The Union of Students Ireland (USI) is urging homeowners across Ireland to open their spare rooms as student accommodation.
USI President Siona Cahill, speaking about USI’s “Homes for Study” initiative, explained that homeowners can avail of the website homes.usi.ie to sign up to use their spare room as digs. “Using homes.usi.ie is a win-win for homeowners, especially parents whose children have flown the nest, or who are attending college on the other side of the country,” said Cahill.
“The process takes less than five minutes to complete on homes.usi.ie and you can help take the pressure off of students trying to find accommodation that goes beyond their monthly income,” Cahill continued.
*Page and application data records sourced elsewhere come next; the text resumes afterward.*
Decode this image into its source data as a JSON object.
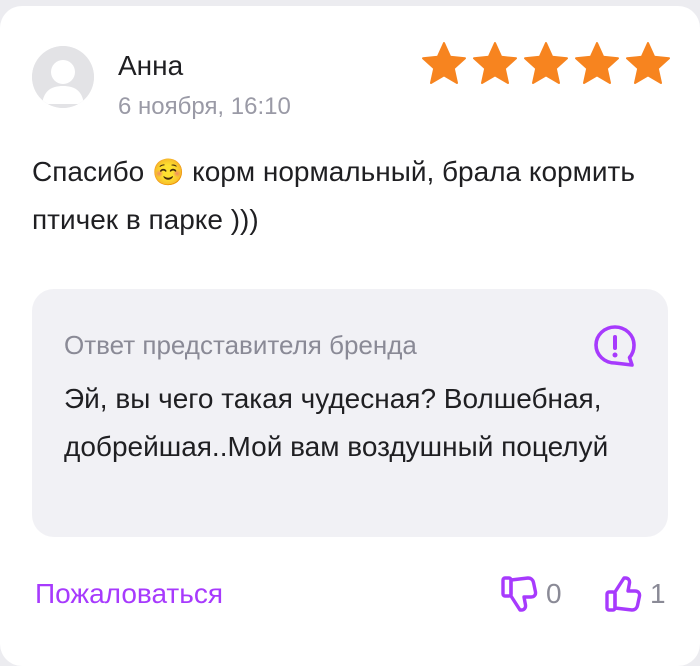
{
  "review": {
    "author": "Анна",
    "date": "6 ноября, 16:10",
    "rating": 5,
    "rating_max": 5,
    "star_color": "#f7841f",
    "text_before_emoji": "Спасибо ",
    "emoji": "☺️",
    "text_after_emoji": " корм нормальный, брала кормить птичек в парке )))"
  },
  "brand_answer": {
    "title": "Ответ представителя бренда",
    "icon": "exclamation-speech-bubble-icon",
    "text": "Эй, вы чего такая чудесная? Волшебная, добрейшая..Мой вам воздушный поцелуй"
  },
  "actions": {
    "complain_label": "Пожаловаться",
    "dislike_count": "0",
    "like_count": "1",
    "accent_color": "#a73afd"
  }
}
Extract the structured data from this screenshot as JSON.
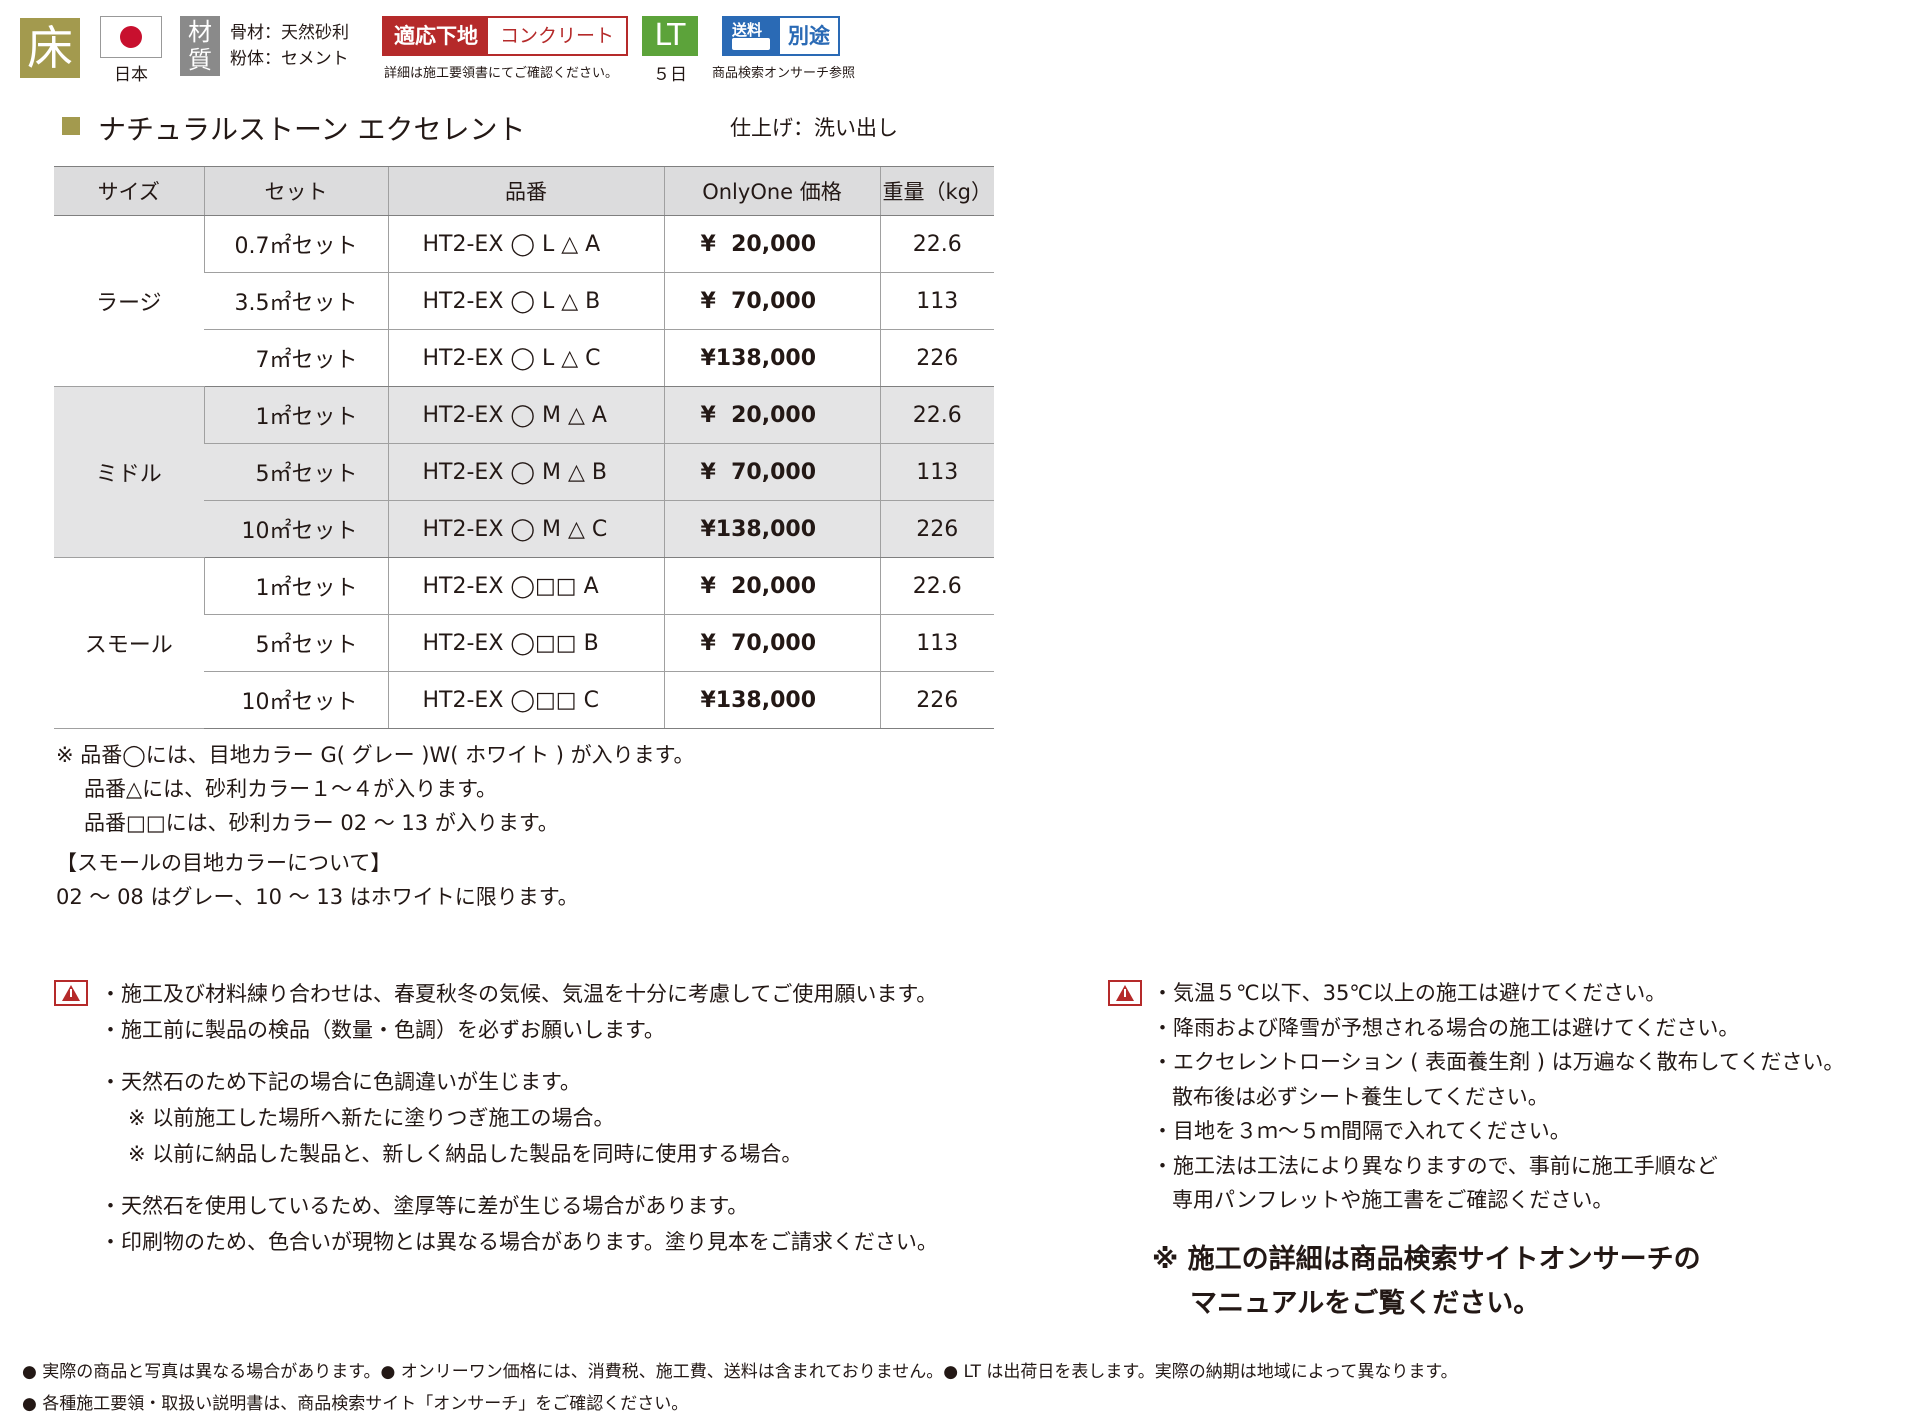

Promoting USI’s “Homes for Study” initiative, over 100,000 leaflets have been posted to homes around Dublin, Galway, Limerick, and Waterford informing them of the benefits of opening their doors to students for the school year. The leaflet contains details on how to register the spare room of their home for digs online.
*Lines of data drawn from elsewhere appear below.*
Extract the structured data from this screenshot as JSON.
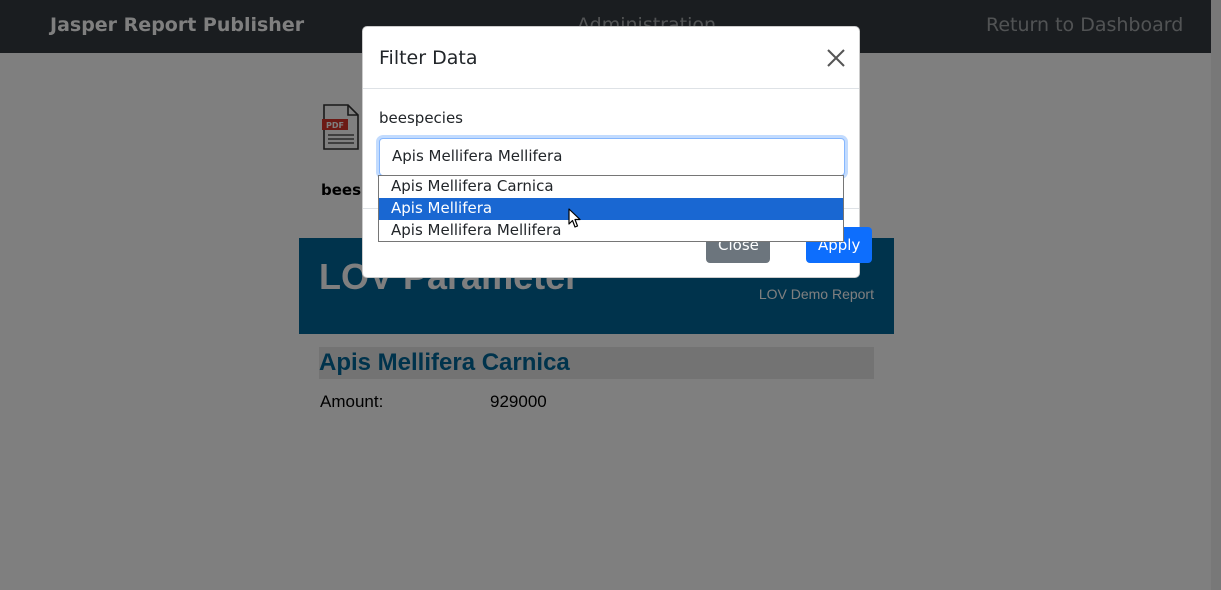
{
  "navbar": {
    "brand": "Jasper Report Publisher",
    "admin": "Administration",
    "return": "Return to Dashboard"
  },
  "report_item": {
    "icon": "pdf-file-icon",
    "icon_text": "PDF",
    "name": "beesp"
  },
  "report": {
    "title": "LOV Parameter",
    "subtitle": "LOV Demo Report",
    "group_title": "Apis Mellifera Carnica",
    "amount_label": "Amount:",
    "amount_value": "929000"
  },
  "modal": {
    "title": "Filter Data",
    "close_icon": "close-icon",
    "field_label": "beespecies",
    "selected_value": "Apis Mellifera Mellifera",
    "options": [
      "Apis Mellifera Carnica",
      "Apis Mellifera",
      "Apis Mellifera Mellifera"
    ],
    "highlighted_option": "Apis Mellifera",
    "close_label": "Close",
    "apply_label": "Apply"
  },
  "colors": {
    "navbar": "#343a40",
    "report_header": "#006699",
    "primary": "#0d6efd",
    "secondary": "#6c757d",
    "option_highlight": "#1967d2"
  }
}
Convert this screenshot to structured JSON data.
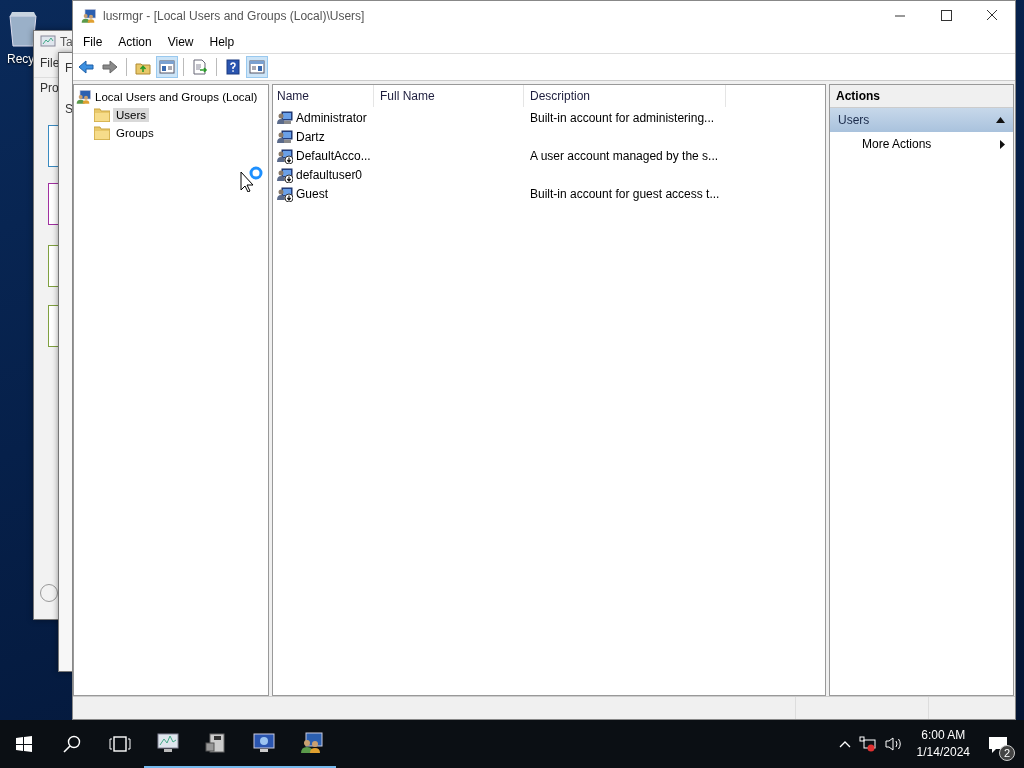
{
  "desktop": {
    "icons": [
      {
        "label": "Recy"
      }
    ]
  },
  "background_windows": [
    {
      "title": "Ta",
      "menu": [
        "File"
      ],
      "tab": "Pro"
    },
    {
      "menu": [
        "F"
      ],
      "label": "S"
    }
  ],
  "window": {
    "title": "lusrmgr - [Local Users and Groups (Local)\\Users]",
    "menu": [
      "File",
      "Action",
      "View",
      "Help"
    ],
    "toolbar": [
      {
        "kind": "back",
        "pressed": false
      },
      {
        "kind": "forward",
        "pressed": false
      },
      {
        "kind": "sep"
      },
      {
        "kind": "up",
        "pressed": false
      },
      {
        "kind": "tree",
        "pressed": true
      },
      {
        "kind": "sep"
      },
      {
        "kind": "export",
        "pressed": false
      },
      {
        "kind": "sep"
      },
      {
        "kind": "help",
        "pressed": false
      },
      {
        "kind": "actionpane",
        "pressed": true
      }
    ],
    "tree": {
      "label": "Local Users and Groups (Local)",
      "children": [
        {
          "label": "Users",
          "selected": true
        },
        {
          "label": "Groups",
          "selected": false
        }
      ]
    },
    "list": {
      "columns": [
        "Name",
        "Full Name",
        "Description"
      ],
      "rows": [
        {
          "name": "Administrator",
          "disabled": false,
          "description": "Built-in account for administering..."
        },
        {
          "name": "Dartz",
          "disabled": false
        },
        {
          "name": "DefaultAcco...",
          "disabled": true,
          "description": "A user account managed by the s..."
        },
        {
          "name": "defaultuser0",
          "disabled": true
        },
        {
          "name": "Guest",
          "disabled": true,
          "description": "Built-in account for guest access t..."
        }
      ]
    },
    "actions": {
      "title": "Actions",
      "sections": [
        {
          "label": "Users",
          "expanded": true,
          "items": [
            {
              "label": "More Actions"
            }
          ]
        }
      ]
    }
  },
  "taskbar": {
    "apps": [
      {
        "kind": "monitor",
        "running": true
      },
      {
        "kind": "server",
        "running": true
      },
      {
        "kind": "computer",
        "running": true
      },
      {
        "kind": "users",
        "running": true
      }
    ],
    "clock": {
      "time": "6:00 AM",
      "date": "1/14/2024"
    },
    "notifications": {
      "count": "2"
    }
  }
}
Homeowners can make up to €14,000 tax-free annually by renting out a room to students for five or seven nights a week during the school year. Most students, new and returning, are to move to college in less than six weeks, with many still in need of accommodation for the year.
USI is placing continuing pressure on the government to increase the production of affordable purpose-built student housing while hoping that the “Homes for Study” programme will help to alleviate pressure on students trying to find rentals or apartments.
Student accommodation has come to attention in recent months with students in Dublin City University (DCU) and National University of Ireland, Galway (NUIG) leading the #ShanowenShakedown and #CúirtShakedown protests, respectively, against the cost of rent set by student accommodation providers. Today, a case from NUIG Students’ Union (NUIGSU) is to be heard by the Residential Tenancies Board. The case was filed after student accommodation provider Cúirt na Coiribe increased student rents by 18% in May.
Concerns over the supply of affordable housing in Dublin have led Dublin City Council to review its housing development strategy in the capital. Speaking to Trinity News, Trinity College Dublin Students’ Union (TCDSU) President Shane De Rís explained that Dublin City Council, working with the government, “must work to increase the availability of student accommodation to alleviate the strain on the private rental market”.
USI expressed its support of developmental progress in purpose-built student accommodation but is also aware of a continuing 17,000-bed shortfall. Last month, Fianna Fáil and Sinn Féin introduced motions to the Dáil calling to cap rent increases on such accommodations, while still encouraging their completion and new building.